The music industry reaching New ways to reach listeners unlocks new marketing strategies to bring new music to their ears.
Digital Disruption in the music Industry
Over the last decade, we’ve seen the US music sales decline by 42% from the $32.8 billion in revenues seen in 2000. That’s basically what always happens when an industry is confronted with new technology. But the Jay-Z and Samsung 5$ million deal back in 2013 changed music distribution strategies forever! Let me break it down real quick.
Rapper and multi business-owner Shawn Carter, a.k.a. Jay-Z made a deal with Samsung Mobile. 1 million copies of Jay-Z‘s new album, Magna Carta Holy Grail, were given away on July 4th, 2013 at one minute past midnight (0:01 am). That was actually 72 hours before the album officially went on sale on all other platforms. The Korean mobile company has paid $5m so that the first million owners of Galaxy S III, Galaxy S4 and Galaxy Note II devices to claim the album through a free app from the Google Play store get a three-day headstart on the rest of Jay-Z’s fans. That’s a genius move, from both Samsung and Shawn. Samsung encouraged Jay-Z fans to buy Samsung devices and Mr. Carter’s album went platinum before it was released! What happened is that the RIAA was forced to deal with the situation and make significant changes to its gold and platinum awards programme. This is simply nuts and disruptive.
Expect More Music Distribution Disruption to come
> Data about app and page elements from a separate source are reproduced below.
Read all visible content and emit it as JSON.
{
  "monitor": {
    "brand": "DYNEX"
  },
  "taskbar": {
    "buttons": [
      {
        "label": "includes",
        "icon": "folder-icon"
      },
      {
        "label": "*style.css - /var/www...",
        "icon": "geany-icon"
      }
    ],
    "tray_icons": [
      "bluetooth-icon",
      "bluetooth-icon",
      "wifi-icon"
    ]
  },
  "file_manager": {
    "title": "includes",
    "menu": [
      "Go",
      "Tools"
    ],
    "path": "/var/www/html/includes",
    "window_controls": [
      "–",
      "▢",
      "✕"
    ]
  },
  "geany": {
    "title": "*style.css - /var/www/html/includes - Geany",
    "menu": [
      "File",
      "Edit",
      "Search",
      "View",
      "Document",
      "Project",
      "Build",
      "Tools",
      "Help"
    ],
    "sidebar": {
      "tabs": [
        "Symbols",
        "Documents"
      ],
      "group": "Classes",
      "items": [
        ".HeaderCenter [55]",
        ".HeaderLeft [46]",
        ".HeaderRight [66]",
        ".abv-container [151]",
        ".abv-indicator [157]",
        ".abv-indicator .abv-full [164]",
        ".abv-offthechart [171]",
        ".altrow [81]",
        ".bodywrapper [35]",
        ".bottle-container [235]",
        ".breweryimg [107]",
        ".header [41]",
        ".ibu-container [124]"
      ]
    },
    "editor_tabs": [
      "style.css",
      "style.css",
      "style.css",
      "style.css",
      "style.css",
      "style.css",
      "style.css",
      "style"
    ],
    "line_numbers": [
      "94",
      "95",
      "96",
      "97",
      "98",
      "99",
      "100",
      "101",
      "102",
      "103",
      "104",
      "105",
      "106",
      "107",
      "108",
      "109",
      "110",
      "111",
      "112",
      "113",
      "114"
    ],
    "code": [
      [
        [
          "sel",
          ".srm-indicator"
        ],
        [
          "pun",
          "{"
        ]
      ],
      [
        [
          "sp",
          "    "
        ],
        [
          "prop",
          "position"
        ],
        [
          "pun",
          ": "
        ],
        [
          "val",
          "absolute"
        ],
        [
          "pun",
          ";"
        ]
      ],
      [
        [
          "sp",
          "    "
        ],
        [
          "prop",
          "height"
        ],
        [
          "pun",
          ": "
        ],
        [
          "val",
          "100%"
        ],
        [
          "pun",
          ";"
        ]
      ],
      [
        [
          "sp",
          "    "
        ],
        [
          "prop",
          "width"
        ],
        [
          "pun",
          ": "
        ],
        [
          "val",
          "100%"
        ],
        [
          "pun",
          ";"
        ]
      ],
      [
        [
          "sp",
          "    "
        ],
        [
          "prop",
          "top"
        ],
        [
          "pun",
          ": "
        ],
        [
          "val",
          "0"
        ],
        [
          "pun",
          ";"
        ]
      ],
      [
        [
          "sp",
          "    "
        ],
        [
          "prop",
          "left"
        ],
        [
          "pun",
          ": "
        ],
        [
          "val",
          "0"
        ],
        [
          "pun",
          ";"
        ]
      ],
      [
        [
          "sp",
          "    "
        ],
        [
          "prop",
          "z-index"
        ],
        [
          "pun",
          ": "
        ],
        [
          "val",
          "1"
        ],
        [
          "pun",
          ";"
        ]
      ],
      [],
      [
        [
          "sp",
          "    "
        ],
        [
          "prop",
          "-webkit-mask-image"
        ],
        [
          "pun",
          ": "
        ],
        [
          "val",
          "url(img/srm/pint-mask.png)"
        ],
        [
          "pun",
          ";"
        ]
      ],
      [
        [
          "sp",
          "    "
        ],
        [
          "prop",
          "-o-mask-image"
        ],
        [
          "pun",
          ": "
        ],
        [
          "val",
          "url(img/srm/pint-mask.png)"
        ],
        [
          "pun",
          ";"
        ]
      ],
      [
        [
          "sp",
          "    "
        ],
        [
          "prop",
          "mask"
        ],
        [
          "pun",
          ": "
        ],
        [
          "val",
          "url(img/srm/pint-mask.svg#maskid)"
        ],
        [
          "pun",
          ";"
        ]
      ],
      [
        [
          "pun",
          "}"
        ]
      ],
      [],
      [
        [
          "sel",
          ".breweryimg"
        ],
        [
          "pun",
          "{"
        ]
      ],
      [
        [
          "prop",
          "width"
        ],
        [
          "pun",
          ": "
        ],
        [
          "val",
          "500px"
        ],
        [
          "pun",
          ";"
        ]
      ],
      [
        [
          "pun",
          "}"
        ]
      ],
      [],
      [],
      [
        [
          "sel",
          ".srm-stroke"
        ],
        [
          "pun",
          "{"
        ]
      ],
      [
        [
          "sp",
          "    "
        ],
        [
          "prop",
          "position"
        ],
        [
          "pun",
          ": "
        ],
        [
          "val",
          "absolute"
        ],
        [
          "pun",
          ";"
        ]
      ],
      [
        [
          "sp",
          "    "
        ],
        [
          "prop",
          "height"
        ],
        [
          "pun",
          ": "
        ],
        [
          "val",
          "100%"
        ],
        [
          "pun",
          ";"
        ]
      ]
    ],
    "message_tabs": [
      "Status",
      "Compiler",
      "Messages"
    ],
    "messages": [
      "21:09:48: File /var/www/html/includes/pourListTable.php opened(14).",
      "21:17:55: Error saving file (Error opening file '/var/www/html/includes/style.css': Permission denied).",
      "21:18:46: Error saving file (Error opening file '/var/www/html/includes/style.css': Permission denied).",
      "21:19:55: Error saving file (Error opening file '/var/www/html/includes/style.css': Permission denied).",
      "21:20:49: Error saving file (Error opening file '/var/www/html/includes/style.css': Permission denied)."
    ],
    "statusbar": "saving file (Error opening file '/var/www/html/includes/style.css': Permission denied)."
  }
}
In 1999, the music industry squeezed a total annual revenue of $27bn. The sales were mainly CD and album-driven, single releases only making up 4% of that big number. The biggest album sale back then was by Backstreet Boys and they sold more than 20 million copies worldwide. It’s the same year that Napster came in the picture. Piracy started threatening all media industries and today they came up with new ways of delivering music, series and movies without letting users own the actual media. Does Netflix ring any bells?